**What you need to do**
Copy out each line of the data that holds the string "text".

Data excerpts

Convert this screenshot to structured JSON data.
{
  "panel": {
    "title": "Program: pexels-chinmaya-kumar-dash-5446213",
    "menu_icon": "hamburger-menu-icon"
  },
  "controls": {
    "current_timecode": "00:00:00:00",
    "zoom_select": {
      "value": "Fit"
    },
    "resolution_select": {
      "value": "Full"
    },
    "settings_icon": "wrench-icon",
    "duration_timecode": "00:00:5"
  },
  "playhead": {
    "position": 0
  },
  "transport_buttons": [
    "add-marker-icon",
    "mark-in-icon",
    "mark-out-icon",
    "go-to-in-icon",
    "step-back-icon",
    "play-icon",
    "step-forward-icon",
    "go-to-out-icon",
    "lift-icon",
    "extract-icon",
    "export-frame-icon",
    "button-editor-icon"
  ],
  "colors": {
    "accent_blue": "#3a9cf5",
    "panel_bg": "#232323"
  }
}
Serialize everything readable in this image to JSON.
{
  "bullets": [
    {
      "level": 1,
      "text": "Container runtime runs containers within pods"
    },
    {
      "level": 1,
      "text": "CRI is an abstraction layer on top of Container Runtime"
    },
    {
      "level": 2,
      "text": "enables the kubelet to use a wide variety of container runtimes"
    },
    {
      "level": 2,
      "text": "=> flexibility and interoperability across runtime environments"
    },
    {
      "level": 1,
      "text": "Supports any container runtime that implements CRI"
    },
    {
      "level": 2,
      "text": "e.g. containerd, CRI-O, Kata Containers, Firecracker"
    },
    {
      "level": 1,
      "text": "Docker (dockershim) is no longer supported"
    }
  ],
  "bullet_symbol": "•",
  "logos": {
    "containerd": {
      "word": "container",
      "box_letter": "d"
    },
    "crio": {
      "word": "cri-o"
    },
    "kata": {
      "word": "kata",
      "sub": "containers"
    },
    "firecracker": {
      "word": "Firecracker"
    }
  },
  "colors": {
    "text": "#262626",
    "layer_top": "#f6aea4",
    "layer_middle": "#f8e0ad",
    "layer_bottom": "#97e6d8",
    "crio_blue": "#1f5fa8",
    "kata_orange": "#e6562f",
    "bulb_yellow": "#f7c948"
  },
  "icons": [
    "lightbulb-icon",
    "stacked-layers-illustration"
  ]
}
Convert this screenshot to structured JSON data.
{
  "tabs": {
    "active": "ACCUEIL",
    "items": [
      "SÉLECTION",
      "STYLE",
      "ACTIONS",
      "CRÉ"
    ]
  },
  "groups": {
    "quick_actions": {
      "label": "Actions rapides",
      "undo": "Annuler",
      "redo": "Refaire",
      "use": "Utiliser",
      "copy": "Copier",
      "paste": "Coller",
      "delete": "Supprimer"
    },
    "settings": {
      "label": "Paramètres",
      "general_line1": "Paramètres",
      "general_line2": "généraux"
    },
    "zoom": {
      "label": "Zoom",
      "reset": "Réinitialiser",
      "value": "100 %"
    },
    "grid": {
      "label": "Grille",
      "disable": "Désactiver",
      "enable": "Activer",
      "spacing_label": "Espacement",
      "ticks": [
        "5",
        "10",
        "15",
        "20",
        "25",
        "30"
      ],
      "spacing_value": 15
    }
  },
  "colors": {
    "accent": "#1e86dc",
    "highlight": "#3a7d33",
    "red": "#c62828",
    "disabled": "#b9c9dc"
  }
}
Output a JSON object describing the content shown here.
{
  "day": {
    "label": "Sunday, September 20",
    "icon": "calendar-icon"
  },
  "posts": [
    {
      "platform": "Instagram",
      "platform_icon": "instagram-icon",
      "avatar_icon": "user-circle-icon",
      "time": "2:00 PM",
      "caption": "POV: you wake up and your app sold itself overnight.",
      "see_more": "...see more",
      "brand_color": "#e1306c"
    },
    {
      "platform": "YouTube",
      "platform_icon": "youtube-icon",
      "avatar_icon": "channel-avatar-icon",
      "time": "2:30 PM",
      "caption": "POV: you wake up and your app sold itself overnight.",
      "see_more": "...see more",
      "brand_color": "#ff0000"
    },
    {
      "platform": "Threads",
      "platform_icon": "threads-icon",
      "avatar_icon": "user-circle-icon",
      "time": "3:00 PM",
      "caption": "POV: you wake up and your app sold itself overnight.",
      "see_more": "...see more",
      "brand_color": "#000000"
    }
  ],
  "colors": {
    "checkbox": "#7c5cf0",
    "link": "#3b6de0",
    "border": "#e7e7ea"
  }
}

**Written solution**
      "text": "Container runtime runs containers within pods"
      "text": "CRI is an abstraction layer on top of Container Runtime"
      "text": "enables the kubelet to use a wide variety of container runtimes"
      "text": "=> flexibility and interoperability across runtime environments"
      "text": "Supports any container runtime that implements CRI"
      "text": "e.g. containerd, CRI-O, Kata Containers, Firecracker"
      "text": "Docker (dockershim) is no longer supported"
    "text": "#262626",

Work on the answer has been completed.